§ **Material for this task**

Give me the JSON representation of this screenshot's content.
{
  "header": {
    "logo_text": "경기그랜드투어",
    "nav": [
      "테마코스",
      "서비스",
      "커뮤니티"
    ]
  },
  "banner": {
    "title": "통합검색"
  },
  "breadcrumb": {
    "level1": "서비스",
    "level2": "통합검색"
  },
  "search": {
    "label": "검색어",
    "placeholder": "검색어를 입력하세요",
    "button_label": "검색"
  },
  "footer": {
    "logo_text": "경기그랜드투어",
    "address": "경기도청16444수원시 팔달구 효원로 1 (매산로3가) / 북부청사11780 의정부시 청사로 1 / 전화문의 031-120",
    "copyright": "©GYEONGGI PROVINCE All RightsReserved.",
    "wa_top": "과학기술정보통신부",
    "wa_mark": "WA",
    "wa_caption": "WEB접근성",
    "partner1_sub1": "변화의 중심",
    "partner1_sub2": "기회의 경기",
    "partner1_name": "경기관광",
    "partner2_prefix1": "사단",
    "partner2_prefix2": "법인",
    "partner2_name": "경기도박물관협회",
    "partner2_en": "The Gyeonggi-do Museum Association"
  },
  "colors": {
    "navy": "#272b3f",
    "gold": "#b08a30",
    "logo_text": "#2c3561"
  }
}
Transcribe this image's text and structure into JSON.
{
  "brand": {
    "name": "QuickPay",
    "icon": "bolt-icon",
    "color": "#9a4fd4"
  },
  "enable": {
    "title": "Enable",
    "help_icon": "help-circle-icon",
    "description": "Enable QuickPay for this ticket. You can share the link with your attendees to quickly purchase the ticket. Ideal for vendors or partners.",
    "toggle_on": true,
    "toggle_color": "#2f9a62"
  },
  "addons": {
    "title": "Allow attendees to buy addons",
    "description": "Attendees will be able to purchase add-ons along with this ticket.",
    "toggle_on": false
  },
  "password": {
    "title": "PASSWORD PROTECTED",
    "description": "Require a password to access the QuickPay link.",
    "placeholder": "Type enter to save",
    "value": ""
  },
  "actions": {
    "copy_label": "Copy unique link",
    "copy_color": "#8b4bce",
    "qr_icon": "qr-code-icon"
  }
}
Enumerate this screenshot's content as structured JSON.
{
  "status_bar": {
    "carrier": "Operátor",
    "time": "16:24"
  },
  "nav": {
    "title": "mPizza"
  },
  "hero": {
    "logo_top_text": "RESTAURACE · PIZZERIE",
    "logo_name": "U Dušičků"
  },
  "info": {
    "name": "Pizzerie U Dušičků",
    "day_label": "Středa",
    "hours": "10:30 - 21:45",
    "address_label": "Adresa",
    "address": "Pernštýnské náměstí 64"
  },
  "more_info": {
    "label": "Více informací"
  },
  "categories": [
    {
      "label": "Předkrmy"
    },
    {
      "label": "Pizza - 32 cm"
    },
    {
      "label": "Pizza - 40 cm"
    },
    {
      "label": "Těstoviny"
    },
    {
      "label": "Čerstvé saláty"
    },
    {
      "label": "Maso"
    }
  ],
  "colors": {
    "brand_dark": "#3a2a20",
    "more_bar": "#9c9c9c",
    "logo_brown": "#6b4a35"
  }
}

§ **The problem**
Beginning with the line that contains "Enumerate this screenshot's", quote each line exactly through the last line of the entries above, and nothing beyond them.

§ **Task solution**
Enumerate this screenshot's content as structured JSON.
{
  "status_bar": {
    "carrier": "Operátor",
    "time": "16:24"
  },
  "nav": {
    "title": "mPizza"
  },
  "hero": {
    "logo_top_text": "RESTAURACE · PIZZERIE",
    "logo_name": "U Dušičků"
  },
  "info": {
    "name": "Pizzerie U Dušičků",
    "day_label": "Středa",
    "hours": "10:30 - 21:45",
    "address_label": "Adresa",
    "address": "Pernštýnské náměstí 64"
  },
  "more_info": {
    "label": "Více informací"
  },
  "categories": [
    {
      "label": "Předkrmy"
    },
    {
      "label": "Pizza - 32 cm"
    },
    {
      "label": "Pizza - 40 cm"
    },
    {
      "label": "Těstoviny"
    },
    {
      "label": "Čerstvé saláty"
    },
    {
      "label": "Maso"
    }
  ],
  "colors": {
    "brand_dark": "#3a2a20",
    "more_bar": "#9c9c9c",
    "logo_brown": "#6b4a35"
  }
}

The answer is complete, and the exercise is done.